I really love the photograph above, it was one of the ones we labelled last night.  The girl on the right is Valda, my mother-in-law, and the other two children are her siblings.  This photo was unlabeled, but Valda’s sharp memory filled in the details.  I am going to frame this one and put it where our four children can regularly see it: children thrive on a sense of connection across generations, as well as an understanding that all adults, even grandparents, were once children, that a common point of humanity is that we all pass through “forever years,” our childhood years, which are so vital in shaping the men and women we become.  I love that Valda’s face, in this picture, is very recognisably her, we can see 76 year old Valda in 5 year old Valda and vice versa.  One of my sons (aged 8) recently asked me  why people all “have their own face?”.  I said that otherwise we’d get everyone mixed up, if we all looked the same.  This is true across generations too, just as it is also fascinating to observe family resemblances.
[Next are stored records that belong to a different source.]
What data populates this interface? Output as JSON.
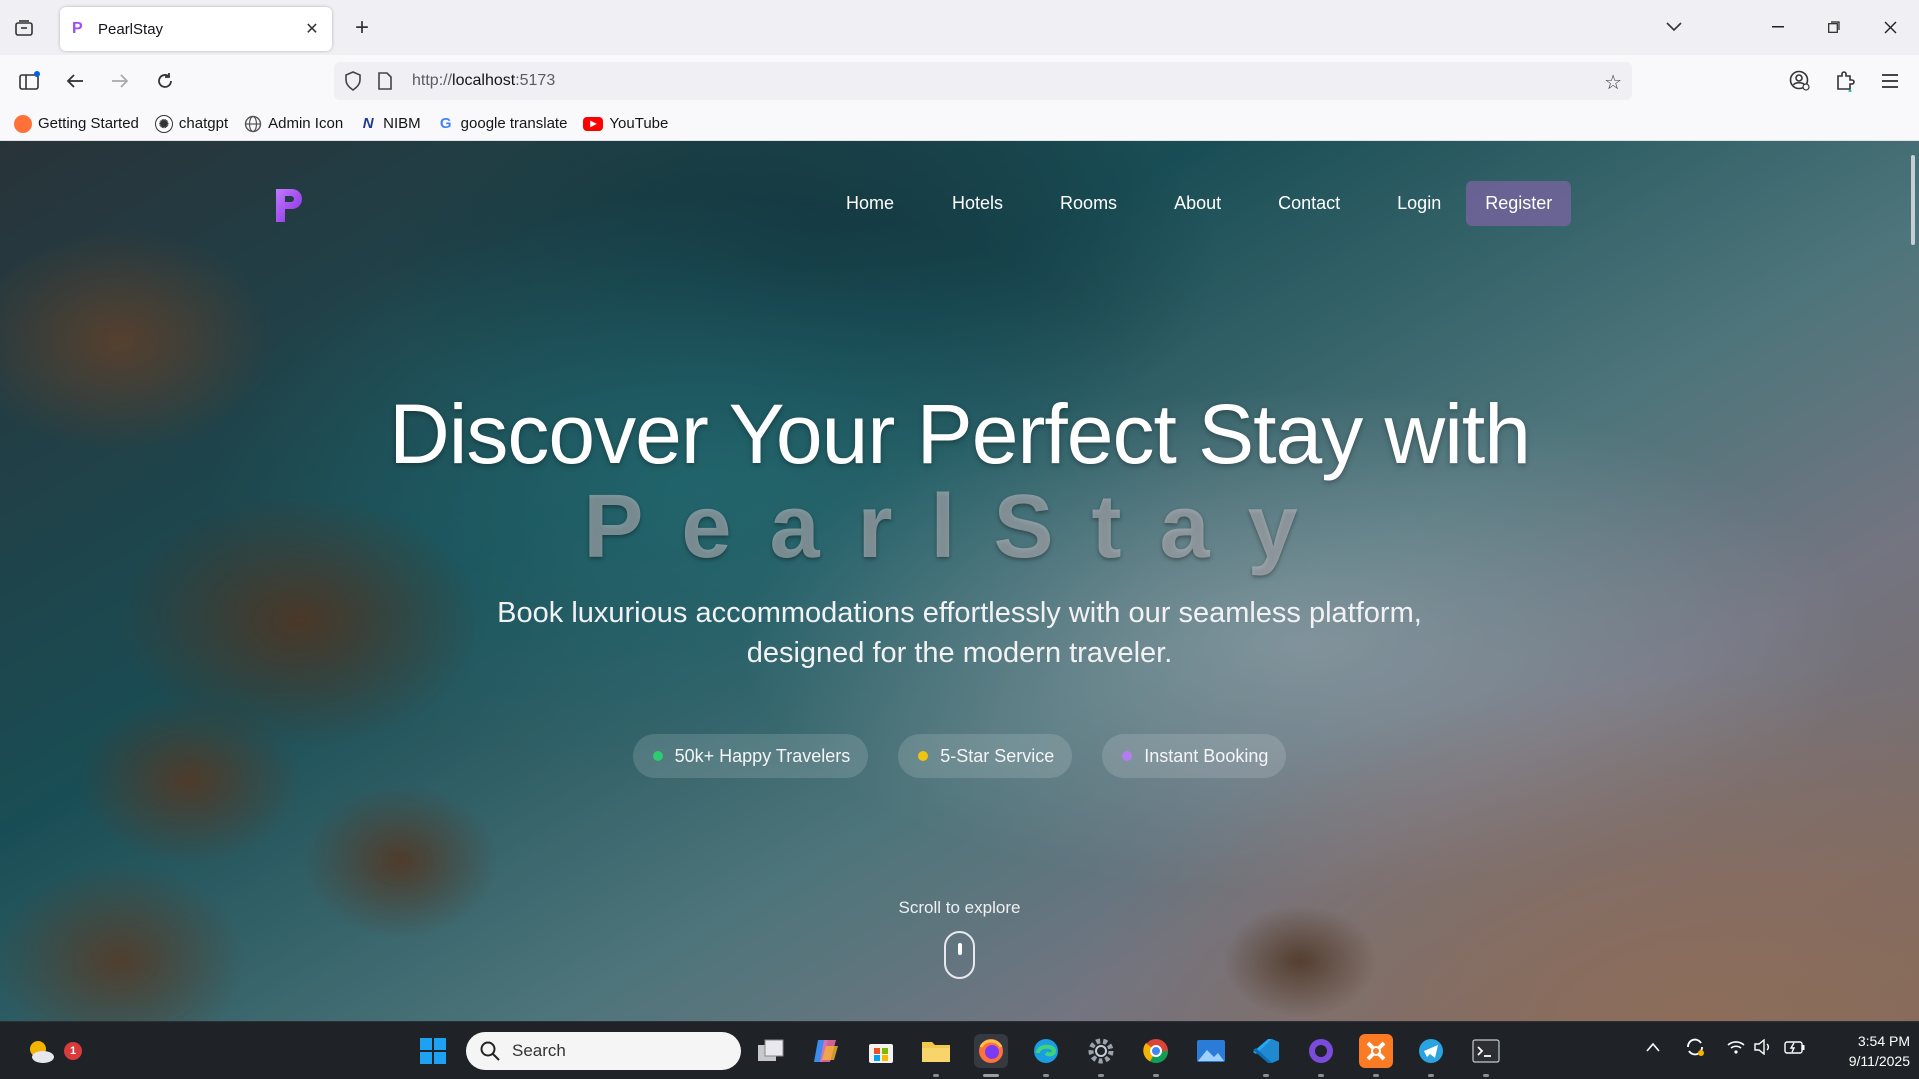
{
  "browser": {
    "tab_title": "PearlStay",
    "url_prefix": "http://",
    "url_host": "localhost",
    "url_port": ":5173",
    "bookmarks": [
      {
        "label": "Getting Started",
        "icon": "firefox-icon",
        "color": "#ff7139"
      },
      {
        "label": "chatgpt",
        "icon": "chatgpt-icon",
        "color": "#333333"
      },
      {
        "label": "Admin Icon",
        "icon": "globe-icon",
        "color": "#555555"
      },
      {
        "label": "NIBM",
        "icon": "nibm-icon",
        "color": "#1f3a93"
      },
      {
        "label": "google translate",
        "icon": "google-icon",
        "color": "#4285f4"
      },
      {
        "label": "YouTube",
        "icon": "youtube-icon",
        "color": "#ff0000"
      }
    ]
  },
  "site": {
    "nav": [
      "Home",
      "Hotels",
      "Rooms",
      "About",
      "Contact",
      "Login"
    ],
    "register": "Register",
    "logo_color": "#a24cf7"
  },
  "hero": {
    "title": "Discover Your Perfect Stay with",
    "brand": "PearlStay",
    "subtitle_line1": "Book luxurious accommodations effortlessly with our seamless platform,",
    "subtitle_line2": "designed for the modern traveler.",
    "pills": [
      {
        "label": "50k+ Happy Travelers",
        "dot": "#2ecc71"
      },
      {
        "label": "5-Star Service",
        "dot": "#f1c40f"
      },
      {
        "label": "Instant Booking",
        "dot": "#b57cf0"
      }
    ],
    "scroll_text": "Scroll to explore"
  },
  "taskbar": {
    "search_placeholder": "Search",
    "weather_badge": "1",
    "time": "3:54 PM",
    "date": "9/11/2025"
  }
}
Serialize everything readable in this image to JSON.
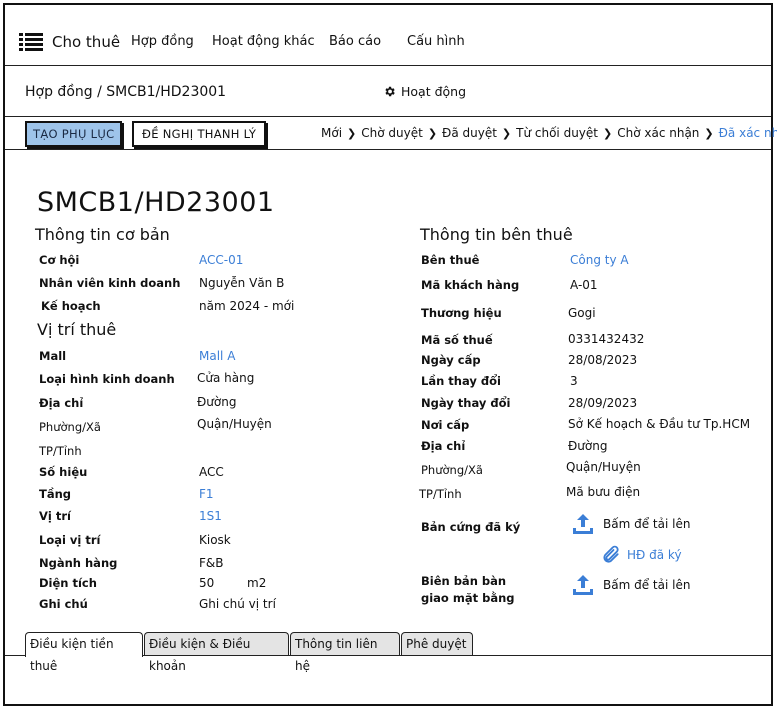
{
  "nav": {
    "brand": "Cho thuê",
    "items": [
      "Hợp đồng",
      "Hoạt động khác",
      "Báo cáo",
      "Cấu hình"
    ]
  },
  "breadcrumb": {
    "path": "Hợp đồng / SMCB1/HD23001",
    "activity": "Hoạt động"
  },
  "actions": {
    "add_appendix": "TẠO PHỤ LỤC",
    "request_liquidation": "ĐỀ NGHỊ THANH LÝ"
  },
  "status_steps": [
    "Mới",
    "Chờ duyệt",
    "Đã duyệt",
    "Từ chối duyệt",
    "Chờ xác nhận",
    "Đã xác nhận"
  ],
  "contract": {
    "code": "SMCB1/HD23001",
    "basic_title": "Thông tin cơ bản",
    "basic": {
      "opportunity_label": "Cơ hội",
      "opportunity": "ACC-01",
      "sales_label": "Nhân viên kinh doanh",
      "sales": "Nguyễn Văn B",
      "plan_label": "Kế hoạch",
      "plan": "năm 2024 - mới"
    },
    "location_title": "Vị trí thuê",
    "location": {
      "mall_label": "Mall",
      "mall": "Mall A",
      "type_label": "Loại hình kinh doanh",
      "type": "Cửa hàng",
      "address_label": "Địa chỉ",
      "address": "Đường",
      "ward_label": "Phường/Xã",
      "district": "Quận/Huyện",
      "city_label": "TP/Tỉnh",
      "number_label": "Số hiệu",
      "number": "ACC",
      "floor_label": "Tầng",
      "floor": "F1",
      "position_label": "Vị trí",
      "position": "1S1",
      "position_type_label": "Loại vị trí",
      "position_type": "Kiosk",
      "category_label": "Ngành hàng",
      "category": "F&B",
      "area_label": "Diện tích",
      "area": "50",
      "area_unit": "m2",
      "note_label": "Ghi chú",
      "note": "Ghi chú vị trí"
    },
    "tenant_title": "Thông tin bên thuê",
    "tenant": {
      "tenant_label": "Bên thuê",
      "tenant": "Công ty A",
      "customer_code_label": "Mã khách hàng",
      "customer_code": "A-01",
      "brand_label": "Thương hiệu",
      "brand": "Gogi",
      "tax_label": "Mã số thuế",
      "tax": "0331432432",
      "issue_date_label": "Ngày cấp",
      "issue_date": "28/08/2023",
      "change_count_label": "Lần thay đổi",
      "change_count": "3",
      "change_date_label": "Ngày thay đổi",
      "change_date": "28/09/2023",
      "issuer_label": "Nơi cấp",
      "issuer": "Sở Kế hoạch & Đầu tư Tp.HCM",
      "address_label": "Địa chỉ",
      "address": "Đường",
      "ward_label": "Phường/Xã",
      "district": "Quận/Huyện",
      "city_label": "TP/Tỉnh",
      "postal": "Mã bưu điện",
      "signed_copy_label": "Bản cứng đã ký",
      "upload_text": "Bấm để tải lên",
      "signed_file": "HĐ đã ký",
      "handover_label_1": "Biên bản bàn",
      "handover_label_2": "giao mặt bằng",
      "upload_text_2": "Bấm để tải lên"
    }
  },
  "tabs": [
    "Điều kiện tiền thuê",
    "Điều kiện & Điều khoản",
    "Thông tin liên hệ",
    "Phê duyệt"
  ],
  "colors": {
    "accent": "#3b7ed6",
    "primary_button": "#9ec4ea",
    "border": "#111111"
  }
}
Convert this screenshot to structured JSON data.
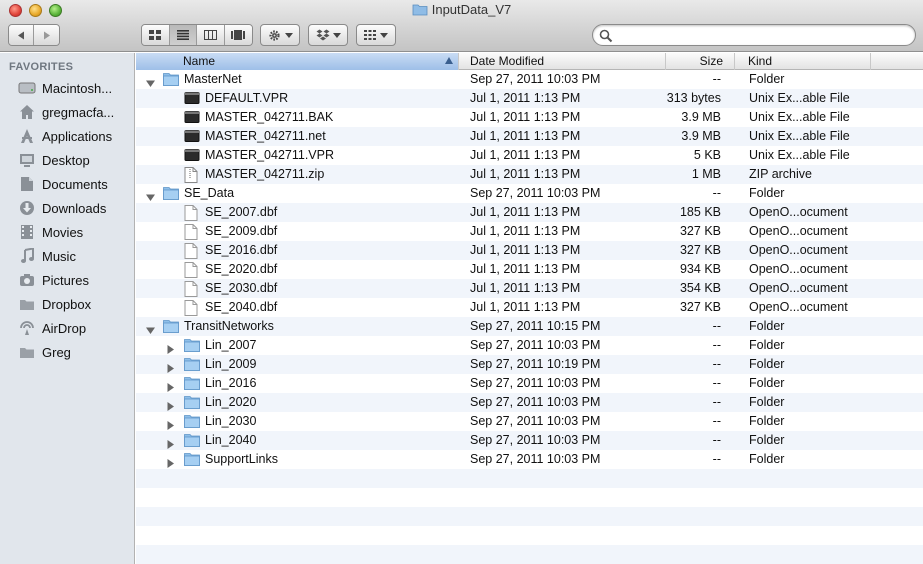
{
  "window": {
    "title": "InputData_V7"
  },
  "columns": {
    "name": "Name",
    "date": "Date Modified",
    "size": "Size",
    "kind": "Kind"
  },
  "sidebar": {
    "heading": "FAVORITES",
    "items": [
      {
        "label": "Macintosh...",
        "icon": "hard-drive-icon"
      },
      {
        "label": "gregmacfa...",
        "icon": "home-icon"
      },
      {
        "label": "Applications",
        "icon": "applications-icon"
      },
      {
        "label": "Desktop",
        "icon": "desktop-icon"
      },
      {
        "label": "Documents",
        "icon": "documents-icon"
      },
      {
        "label": "Downloads",
        "icon": "downloads-icon"
      },
      {
        "label": "Movies",
        "icon": "movies-icon"
      },
      {
        "label": "Music",
        "icon": "music-icon"
      },
      {
        "label": "Pictures",
        "icon": "pictures-icon"
      },
      {
        "label": "Dropbox",
        "icon": "folder-icon"
      },
      {
        "label": "AirDrop",
        "icon": "airdrop-icon"
      },
      {
        "label": "Greg",
        "icon": "folder-icon"
      }
    ]
  },
  "rows": [
    {
      "name": "MasterNet",
      "date": "Sep 27, 2011 10:03 PM",
      "size": "--",
      "kind": "Folder",
      "level": 0,
      "type": "folder",
      "expanded": true
    },
    {
      "name": "DEFAULT.VPR",
      "date": "Jul 1, 2011 1:13 PM",
      "size": "313 bytes",
      "kind": "Unix Ex...able File",
      "level": 1,
      "type": "exec"
    },
    {
      "name": "MASTER_042711.BAK",
      "date": "Jul 1, 2011 1:13 PM",
      "size": "3.9 MB",
      "kind": "Unix Ex...able File",
      "level": 1,
      "type": "exec"
    },
    {
      "name": "MASTER_042711.net",
      "date": "Jul 1, 2011 1:13 PM",
      "size": "3.9 MB",
      "kind": "Unix Ex...able File",
      "level": 1,
      "type": "exec"
    },
    {
      "name": "MASTER_042711.VPR",
      "date": "Jul 1, 2011 1:13 PM",
      "size": "5 KB",
      "kind": "Unix Ex...able File",
      "level": 1,
      "type": "exec"
    },
    {
      "name": "MASTER_042711.zip",
      "date": "Jul 1, 2011 1:13 PM",
      "size": "1 MB",
      "kind": "ZIP archive",
      "level": 1,
      "type": "zip"
    },
    {
      "name": "SE_Data",
      "date": "Sep 27, 2011 10:03 PM",
      "size": "--",
      "kind": "Folder",
      "level": 0,
      "type": "folder",
      "expanded": true
    },
    {
      "name": "SE_2007.dbf",
      "date": "Jul 1, 2011 1:13 PM",
      "size": "185 KB",
      "kind": "OpenO...ocument",
      "level": 1,
      "type": "doc"
    },
    {
      "name": "SE_2009.dbf",
      "date": "Jul 1, 2011 1:13 PM",
      "size": "327 KB",
      "kind": "OpenO...ocument",
      "level": 1,
      "type": "doc"
    },
    {
      "name": "SE_2016.dbf",
      "date": "Jul 1, 2011 1:13 PM",
      "size": "327 KB",
      "kind": "OpenO...ocument",
      "level": 1,
      "type": "doc"
    },
    {
      "name": "SE_2020.dbf",
      "date": "Jul 1, 2011 1:13 PM",
      "size": "934 KB",
      "kind": "OpenO...ocument",
      "level": 1,
      "type": "doc"
    },
    {
      "name": "SE_2030.dbf",
      "date": "Jul 1, 2011 1:13 PM",
      "size": "354 KB",
      "kind": "OpenO...ocument",
      "level": 1,
      "type": "doc"
    },
    {
      "name": "SE_2040.dbf",
      "date": "Jul 1, 2011 1:13 PM",
      "size": "327 KB",
      "kind": "OpenO...ocument",
      "level": 1,
      "type": "doc"
    },
    {
      "name": "TransitNetworks",
      "date": "Sep 27, 2011 10:15 PM",
      "size": "--",
      "kind": "Folder",
      "level": 0,
      "type": "folder",
      "expanded": true
    },
    {
      "name": "Lin_2007",
      "date": "Sep 27, 2011 10:03 PM",
      "size": "--",
      "kind": "Folder",
      "level": 1,
      "type": "folder",
      "expanded": false
    },
    {
      "name": "Lin_2009",
      "date": "Sep 27, 2011 10:19 PM",
      "size": "--",
      "kind": "Folder",
      "level": 1,
      "type": "folder",
      "expanded": false
    },
    {
      "name": "Lin_2016",
      "date": "Sep 27, 2011 10:03 PM",
      "size": "--",
      "kind": "Folder",
      "level": 1,
      "type": "folder",
      "expanded": false
    },
    {
      "name": "Lin_2020",
      "date": "Sep 27, 2011 10:03 PM",
      "size": "--",
      "kind": "Folder",
      "level": 1,
      "type": "folder",
      "expanded": false
    },
    {
      "name": "Lin_2030",
      "date": "Sep 27, 2011 10:03 PM",
      "size": "--",
      "kind": "Folder",
      "level": 1,
      "type": "folder",
      "expanded": false
    },
    {
      "name": "Lin_2040",
      "date": "Sep 27, 2011 10:03 PM",
      "size": "--",
      "kind": "Folder",
      "level": 1,
      "type": "folder",
      "expanded": false
    },
    {
      "name": "SupportLinks",
      "date": "Sep 27, 2011 10:03 PM",
      "size": "--",
      "kind": "Folder",
      "level": 1,
      "type": "folder",
      "expanded": false
    }
  ],
  "colors": {
    "selected_header": "#a9c6ec",
    "alt_row": "#f1f5fb",
    "folder_blue": "#7fb2e3",
    "sidebar_bg": "#e1e6ec"
  }
}
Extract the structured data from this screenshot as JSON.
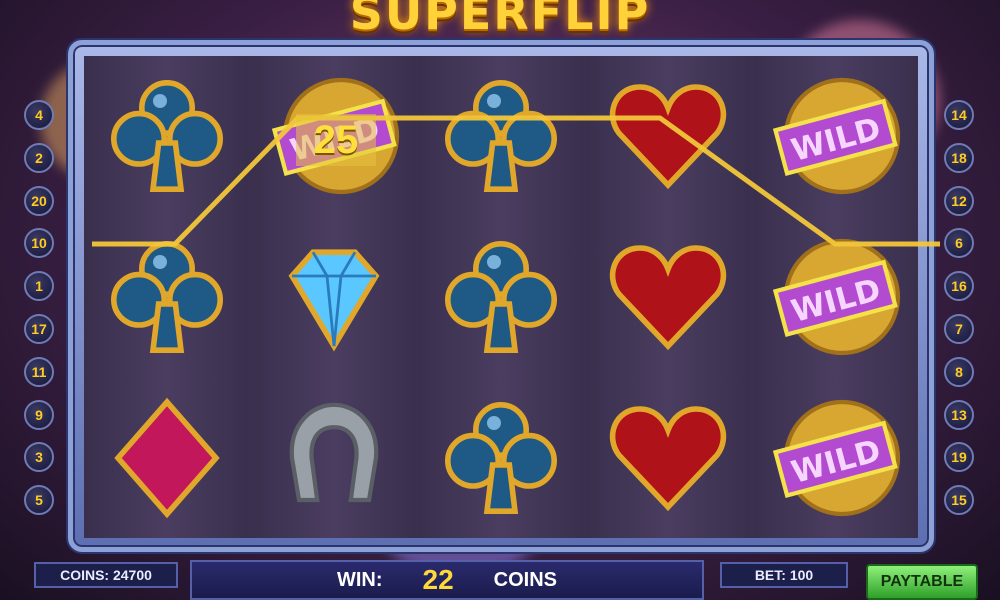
{
  "logo": {
    "text": "SUPERFLIP"
  },
  "paylines": {
    "left": [
      "4",
      "2",
      "20",
      "10",
      "1",
      "17",
      "11",
      "9",
      "3",
      "5"
    ],
    "right": [
      "14",
      "18",
      "12",
      "6",
      "16",
      "7",
      "8",
      "13",
      "19",
      "15"
    ]
  },
  "win_line_amount": "25",
  "reels": [
    [
      "club",
      "club",
      "diamond"
    ],
    [
      "wild",
      "gem",
      "horseshoe"
    ],
    [
      "club",
      "club",
      "club"
    ],
    [
      "heart",
      "heart",
      "heart"
    ],
    [
      "wild",
      "wild",
      "wild"
    ]
  ],
  "wild_text": "WILD",
  "status": {
    "coins_label": "COINS: 24700",
    "win_label": "WIN:",
    "win_value": "22",
    "win_unit": "COINS",
    "bet_label": "BET: 100"
  },
  "paytable_label": "PAYTABLE",
  "colors": {
    "payline": "#f2c63a",
    "club": "#1f5a86",
    "heart": "#b0121a",
    "diamond_suit": "#c2185b",
    "gem": "#5bc7ff",
    "wild": "#b34bd0"
  }
}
So I urge everyone out there to do the following things:

  1. If there’s an older relative in your whanau/ family who has lots of unlabelled photographs, team up with him or her and write down as much as you can of the stories behind the pictures.  It’s really worth the investment of time and you learn so much.
  2. Wherever possible, make NAMES, DATES and PLACES the priority.  Sometimes dates have to be “guesstimated” from the ages of children in the photographs… a guess at a date is far better than no date at all.  You can put, for example, c. 1943 if you’re not sure of the date exactly.    The “c” means “circa”, around.
  3. Don’t ever throw out photos, especially those with people in them, even if you’re unsure who the people are.  Once they’re gone that’s it.  If you don’t know who someone is, put a question mark or “unknown”.  Sometimes these things are discovered years later and in unexpected ways.
  4. If you find storing lots of old photographs or albums difficult (the biggest problem is usually space) take them to your local archives and records office (preferably once you have labelled them as much as possible).  This ensures that they will be kept safely in archive boxes (and avoids the risks of such things as fires or floods in private homes) and also, as the roots of the family tree spread out, it means anyone who wishes to can access their tipuna/ ancestors… so those who have particular interest in the family history are free to follow it.
  5. With photos from the pre-digital era, it’s often good to scan them or copy them or otherwise back them up.  There should never be only one copy of any picture.  This, again, also gives options to different branches of the family if people wish to display older family photographs, anyone who wishes to can.
  6. In the present:  time passes quickly and we always think we will remember things… and then don’t.  If you print out any photographs, label them with (again) names, dates and places.  If you have pictures stored on your computer, store them in files with dates and places, for example, “Christmas Holidays 2014,, South Otago”.  It’s always better to provide too much information, if you’re unsure, than to leave a blank.

Children (and people generally) are interested in their ancestors and history at different times in their lives and some will always have more interest than others.  It is important to leave a clear legacy: often it only takes a moment to scribble down a date. It’s all part of providing our children with the rich tapestry of how they came to be here, now.